Mink is perhaps more concerning to those who favor a robust First Amendment. At first glance, Judge Gorsuch’s concurrence is a benign call for judicial restraint. 72 See Mink v. Knox, 613 F.3d 995, 1013 (10th Cir. 2010) (Gorsuch, J., concurring). Considering, however, that all the panel did was straightforwardly apply and explain Pring, 73 See id. at 1004-08 (majority opinion). Judge Gorsuch’s concurrence reads as a nudge toward rolling back Pring’s parody protections. Judge Gorsuch’s stance is hardly the stuff of dystopian novels; he suggests only that private figures might sometimes be able to recover for speech on private matters. 74 See id. at 1012 (Gorsuch, J., concurring). This view has much in common with Justice Alito’s dissent from the Court’s extension of First Amendment protection to the Westboro Baptist Church’s picketing at a military funeral 75 See Snyder v. Phelps, 562 U.S. 443, 463-64 (2011) (Alito, J., dissenting). —a case in which Justice Scalia joined all seven other Justices in the majority. 76 See id. at 446 (majority opinion).

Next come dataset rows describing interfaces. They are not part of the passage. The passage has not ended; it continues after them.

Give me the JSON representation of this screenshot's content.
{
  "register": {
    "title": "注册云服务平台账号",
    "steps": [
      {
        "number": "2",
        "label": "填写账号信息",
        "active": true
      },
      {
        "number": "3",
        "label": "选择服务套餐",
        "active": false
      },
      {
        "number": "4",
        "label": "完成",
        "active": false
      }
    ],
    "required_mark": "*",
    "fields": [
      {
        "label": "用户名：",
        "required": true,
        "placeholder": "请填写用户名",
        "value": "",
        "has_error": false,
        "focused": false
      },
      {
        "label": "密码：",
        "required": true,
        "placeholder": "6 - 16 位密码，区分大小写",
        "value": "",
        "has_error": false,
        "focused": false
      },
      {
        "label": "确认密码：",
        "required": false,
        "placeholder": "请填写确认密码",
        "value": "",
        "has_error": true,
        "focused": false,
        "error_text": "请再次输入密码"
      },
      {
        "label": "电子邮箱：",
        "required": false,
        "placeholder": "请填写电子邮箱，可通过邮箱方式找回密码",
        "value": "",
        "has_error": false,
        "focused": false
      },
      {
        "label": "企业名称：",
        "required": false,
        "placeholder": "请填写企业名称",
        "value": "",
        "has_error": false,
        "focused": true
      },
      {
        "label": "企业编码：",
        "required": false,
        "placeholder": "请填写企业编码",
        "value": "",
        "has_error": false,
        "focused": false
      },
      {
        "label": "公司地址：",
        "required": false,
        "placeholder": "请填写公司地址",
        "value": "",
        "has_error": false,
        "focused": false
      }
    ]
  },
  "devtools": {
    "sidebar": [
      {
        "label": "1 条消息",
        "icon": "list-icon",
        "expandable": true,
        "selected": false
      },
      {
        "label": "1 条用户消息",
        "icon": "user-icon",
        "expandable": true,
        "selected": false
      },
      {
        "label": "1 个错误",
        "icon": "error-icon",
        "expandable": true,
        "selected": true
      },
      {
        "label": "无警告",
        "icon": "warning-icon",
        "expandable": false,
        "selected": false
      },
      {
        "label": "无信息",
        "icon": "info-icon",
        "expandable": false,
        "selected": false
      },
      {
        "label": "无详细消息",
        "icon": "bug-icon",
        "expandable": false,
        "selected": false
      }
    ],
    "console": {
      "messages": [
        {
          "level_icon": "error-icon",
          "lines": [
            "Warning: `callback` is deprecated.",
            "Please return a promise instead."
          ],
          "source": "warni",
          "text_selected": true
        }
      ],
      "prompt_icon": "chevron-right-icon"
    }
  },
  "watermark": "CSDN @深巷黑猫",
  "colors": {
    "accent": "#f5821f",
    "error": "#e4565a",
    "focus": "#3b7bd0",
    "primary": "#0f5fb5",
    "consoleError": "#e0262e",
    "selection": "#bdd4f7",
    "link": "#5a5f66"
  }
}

Judge Gorsuch inches instead toward expanded protections in Van Deelen. His rhetoric about the “liberties . . . essential to the continuity of our democratic enterprise” demonstrates his deep respect for the values at stake. 77 Van Deelen v. Johnson, 497 F.3d 1151, 1155 (10th Cir. 2007).

Conclusion

Ultimately, we do not expect a potential Justice Gorsuch to advocate any major changes to the Court’s First Amendment freedom of expression jurisprudence. Methodologically, he cannot be called a “Scalia clone.” 78 Cf. Roeder & Enten, supra note 3. Perhaps most significantly, if you were hoping for a Justice who would “open up our libel laws,” 79 See Hadas Gold, Donald Trump: We’re Going to ‘Open Up’ Libel Laws, Politico (Feb. 26, 2016, 2:31 PM EST), http://politi.co/1QlBCjS. Judge Gorsuch is not your man.

* J.D. Candidates, Stanford Law School, 2018.